Aim of the task: Report each line of the entries below that has the word "string" in it.

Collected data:
▶

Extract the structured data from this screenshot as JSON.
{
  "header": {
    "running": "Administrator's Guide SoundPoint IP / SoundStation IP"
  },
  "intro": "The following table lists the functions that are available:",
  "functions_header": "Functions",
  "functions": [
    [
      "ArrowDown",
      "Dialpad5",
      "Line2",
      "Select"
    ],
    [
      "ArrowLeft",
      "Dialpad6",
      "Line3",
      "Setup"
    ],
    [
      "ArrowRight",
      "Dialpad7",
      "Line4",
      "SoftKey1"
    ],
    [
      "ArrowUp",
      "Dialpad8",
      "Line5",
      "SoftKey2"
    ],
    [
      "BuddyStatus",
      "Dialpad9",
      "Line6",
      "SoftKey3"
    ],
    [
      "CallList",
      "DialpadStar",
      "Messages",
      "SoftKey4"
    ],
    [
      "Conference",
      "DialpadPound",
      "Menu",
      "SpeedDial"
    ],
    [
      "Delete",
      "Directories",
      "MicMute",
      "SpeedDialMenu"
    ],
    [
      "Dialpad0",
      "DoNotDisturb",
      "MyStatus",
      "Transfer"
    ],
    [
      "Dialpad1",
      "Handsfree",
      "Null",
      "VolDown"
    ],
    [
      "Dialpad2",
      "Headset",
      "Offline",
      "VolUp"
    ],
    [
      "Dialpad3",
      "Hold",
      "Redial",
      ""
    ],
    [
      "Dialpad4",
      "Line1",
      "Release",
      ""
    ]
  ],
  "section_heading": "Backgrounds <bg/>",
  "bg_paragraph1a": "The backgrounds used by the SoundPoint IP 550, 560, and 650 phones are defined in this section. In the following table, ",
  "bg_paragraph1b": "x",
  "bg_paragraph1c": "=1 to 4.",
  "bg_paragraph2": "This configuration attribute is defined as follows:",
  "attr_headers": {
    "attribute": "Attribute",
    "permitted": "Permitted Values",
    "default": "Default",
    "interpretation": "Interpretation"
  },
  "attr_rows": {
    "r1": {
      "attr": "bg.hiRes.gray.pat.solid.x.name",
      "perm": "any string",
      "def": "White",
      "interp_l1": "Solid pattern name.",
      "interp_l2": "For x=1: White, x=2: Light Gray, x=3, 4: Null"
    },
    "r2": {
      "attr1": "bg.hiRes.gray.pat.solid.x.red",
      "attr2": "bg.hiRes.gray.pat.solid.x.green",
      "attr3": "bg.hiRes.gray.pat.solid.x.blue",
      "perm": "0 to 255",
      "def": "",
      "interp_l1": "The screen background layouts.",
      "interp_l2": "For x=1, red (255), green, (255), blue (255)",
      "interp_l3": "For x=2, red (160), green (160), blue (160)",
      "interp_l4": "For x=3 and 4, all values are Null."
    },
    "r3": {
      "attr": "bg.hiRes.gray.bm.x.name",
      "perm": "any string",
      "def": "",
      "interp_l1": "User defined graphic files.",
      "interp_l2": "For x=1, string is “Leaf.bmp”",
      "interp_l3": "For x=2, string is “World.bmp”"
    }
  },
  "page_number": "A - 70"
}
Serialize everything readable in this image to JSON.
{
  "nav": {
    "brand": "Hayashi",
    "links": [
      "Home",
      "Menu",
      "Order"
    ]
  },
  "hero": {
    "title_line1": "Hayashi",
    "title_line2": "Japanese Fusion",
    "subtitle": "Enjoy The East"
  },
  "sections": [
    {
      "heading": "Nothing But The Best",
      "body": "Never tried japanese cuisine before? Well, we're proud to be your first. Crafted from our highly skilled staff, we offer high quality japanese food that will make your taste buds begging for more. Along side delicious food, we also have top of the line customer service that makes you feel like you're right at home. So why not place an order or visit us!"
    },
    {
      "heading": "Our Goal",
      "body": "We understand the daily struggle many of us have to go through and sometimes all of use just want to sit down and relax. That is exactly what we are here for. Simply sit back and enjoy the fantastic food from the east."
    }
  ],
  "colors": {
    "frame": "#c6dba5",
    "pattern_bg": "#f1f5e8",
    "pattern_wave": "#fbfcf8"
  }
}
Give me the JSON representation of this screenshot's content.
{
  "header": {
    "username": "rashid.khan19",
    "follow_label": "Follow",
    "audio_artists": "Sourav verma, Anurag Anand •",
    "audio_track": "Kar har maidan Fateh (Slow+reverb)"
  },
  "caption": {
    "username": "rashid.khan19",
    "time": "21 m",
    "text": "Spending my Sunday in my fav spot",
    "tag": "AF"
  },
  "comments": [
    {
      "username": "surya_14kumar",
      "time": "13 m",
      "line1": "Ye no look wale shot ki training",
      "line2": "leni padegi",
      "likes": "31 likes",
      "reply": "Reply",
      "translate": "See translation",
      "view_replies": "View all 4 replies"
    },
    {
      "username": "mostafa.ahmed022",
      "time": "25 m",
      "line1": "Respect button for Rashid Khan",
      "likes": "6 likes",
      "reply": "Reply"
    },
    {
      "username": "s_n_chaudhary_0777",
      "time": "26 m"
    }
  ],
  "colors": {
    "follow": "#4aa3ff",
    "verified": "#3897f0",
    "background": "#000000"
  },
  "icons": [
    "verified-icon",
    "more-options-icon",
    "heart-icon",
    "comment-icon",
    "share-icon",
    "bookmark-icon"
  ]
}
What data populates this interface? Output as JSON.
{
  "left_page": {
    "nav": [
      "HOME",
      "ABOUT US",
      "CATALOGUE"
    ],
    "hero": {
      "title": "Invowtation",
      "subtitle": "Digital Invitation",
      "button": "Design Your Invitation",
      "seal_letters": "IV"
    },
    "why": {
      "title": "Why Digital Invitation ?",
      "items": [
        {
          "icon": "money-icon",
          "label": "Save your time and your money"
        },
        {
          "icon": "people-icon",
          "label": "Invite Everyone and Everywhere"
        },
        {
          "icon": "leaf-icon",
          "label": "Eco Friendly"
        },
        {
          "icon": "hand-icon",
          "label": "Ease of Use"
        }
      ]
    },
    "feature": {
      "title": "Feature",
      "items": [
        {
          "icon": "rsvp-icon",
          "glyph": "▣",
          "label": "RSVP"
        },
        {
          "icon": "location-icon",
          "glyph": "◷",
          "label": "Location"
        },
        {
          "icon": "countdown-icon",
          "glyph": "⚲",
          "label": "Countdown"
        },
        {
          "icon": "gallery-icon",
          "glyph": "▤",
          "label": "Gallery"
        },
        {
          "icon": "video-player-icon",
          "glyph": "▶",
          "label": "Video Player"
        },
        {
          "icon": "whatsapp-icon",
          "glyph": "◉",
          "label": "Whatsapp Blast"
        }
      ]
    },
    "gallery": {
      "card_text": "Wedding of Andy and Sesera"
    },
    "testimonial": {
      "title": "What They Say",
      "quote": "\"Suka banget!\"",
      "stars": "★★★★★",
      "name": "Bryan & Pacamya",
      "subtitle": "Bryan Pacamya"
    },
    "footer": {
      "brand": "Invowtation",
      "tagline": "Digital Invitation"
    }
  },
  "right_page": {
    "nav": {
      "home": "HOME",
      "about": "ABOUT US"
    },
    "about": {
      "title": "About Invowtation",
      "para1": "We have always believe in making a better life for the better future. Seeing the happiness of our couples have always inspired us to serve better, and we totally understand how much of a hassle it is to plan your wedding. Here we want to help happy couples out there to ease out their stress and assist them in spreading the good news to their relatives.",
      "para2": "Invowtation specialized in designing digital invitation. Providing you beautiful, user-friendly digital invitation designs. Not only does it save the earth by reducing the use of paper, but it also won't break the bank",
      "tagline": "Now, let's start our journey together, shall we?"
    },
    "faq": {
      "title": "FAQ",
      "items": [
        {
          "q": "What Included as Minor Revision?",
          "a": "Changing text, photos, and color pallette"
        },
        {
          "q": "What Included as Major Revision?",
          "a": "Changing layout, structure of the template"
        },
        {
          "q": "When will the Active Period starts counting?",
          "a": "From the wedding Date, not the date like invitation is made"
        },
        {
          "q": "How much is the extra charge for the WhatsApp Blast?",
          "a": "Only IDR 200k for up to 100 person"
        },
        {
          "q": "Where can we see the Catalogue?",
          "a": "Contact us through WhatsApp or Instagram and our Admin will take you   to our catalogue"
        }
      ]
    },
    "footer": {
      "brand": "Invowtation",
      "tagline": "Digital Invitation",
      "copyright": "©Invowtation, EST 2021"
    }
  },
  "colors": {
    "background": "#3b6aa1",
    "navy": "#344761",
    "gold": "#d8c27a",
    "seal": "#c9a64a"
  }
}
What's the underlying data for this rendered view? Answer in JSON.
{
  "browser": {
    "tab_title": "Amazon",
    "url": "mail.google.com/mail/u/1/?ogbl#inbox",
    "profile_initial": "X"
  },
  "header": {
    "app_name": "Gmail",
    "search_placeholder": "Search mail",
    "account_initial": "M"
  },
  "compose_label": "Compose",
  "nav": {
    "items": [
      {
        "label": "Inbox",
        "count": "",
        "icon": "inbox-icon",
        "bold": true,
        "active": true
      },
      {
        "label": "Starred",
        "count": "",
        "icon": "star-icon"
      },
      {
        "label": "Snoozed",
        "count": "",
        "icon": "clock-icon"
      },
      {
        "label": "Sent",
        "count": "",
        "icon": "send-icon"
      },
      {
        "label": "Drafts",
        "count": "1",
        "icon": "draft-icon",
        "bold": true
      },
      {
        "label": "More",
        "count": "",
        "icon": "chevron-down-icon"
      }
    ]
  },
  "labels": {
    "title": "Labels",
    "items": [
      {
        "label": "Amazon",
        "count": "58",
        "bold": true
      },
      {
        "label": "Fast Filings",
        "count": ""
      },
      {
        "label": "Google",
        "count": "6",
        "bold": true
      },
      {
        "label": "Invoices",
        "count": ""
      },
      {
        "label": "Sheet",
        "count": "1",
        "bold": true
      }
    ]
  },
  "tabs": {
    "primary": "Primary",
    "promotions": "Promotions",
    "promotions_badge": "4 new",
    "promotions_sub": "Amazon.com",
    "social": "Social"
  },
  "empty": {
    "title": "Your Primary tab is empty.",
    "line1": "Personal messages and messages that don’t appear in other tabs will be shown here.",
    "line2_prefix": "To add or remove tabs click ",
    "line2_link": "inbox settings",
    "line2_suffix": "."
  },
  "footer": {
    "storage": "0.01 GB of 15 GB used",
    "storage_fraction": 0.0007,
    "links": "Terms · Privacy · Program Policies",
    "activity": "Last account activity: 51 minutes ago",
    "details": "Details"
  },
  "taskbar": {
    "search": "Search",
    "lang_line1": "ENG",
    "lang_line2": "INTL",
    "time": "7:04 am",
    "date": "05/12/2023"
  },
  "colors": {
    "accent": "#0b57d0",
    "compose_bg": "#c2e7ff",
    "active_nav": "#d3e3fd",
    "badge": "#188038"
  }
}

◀

Response:
      "perm": "any string",
      "perm": "any string",
      "interp_l2": "For x=1, string is “Leaf.bmp”",
      "interp_l3": "For x=2, string is “World.bmp”"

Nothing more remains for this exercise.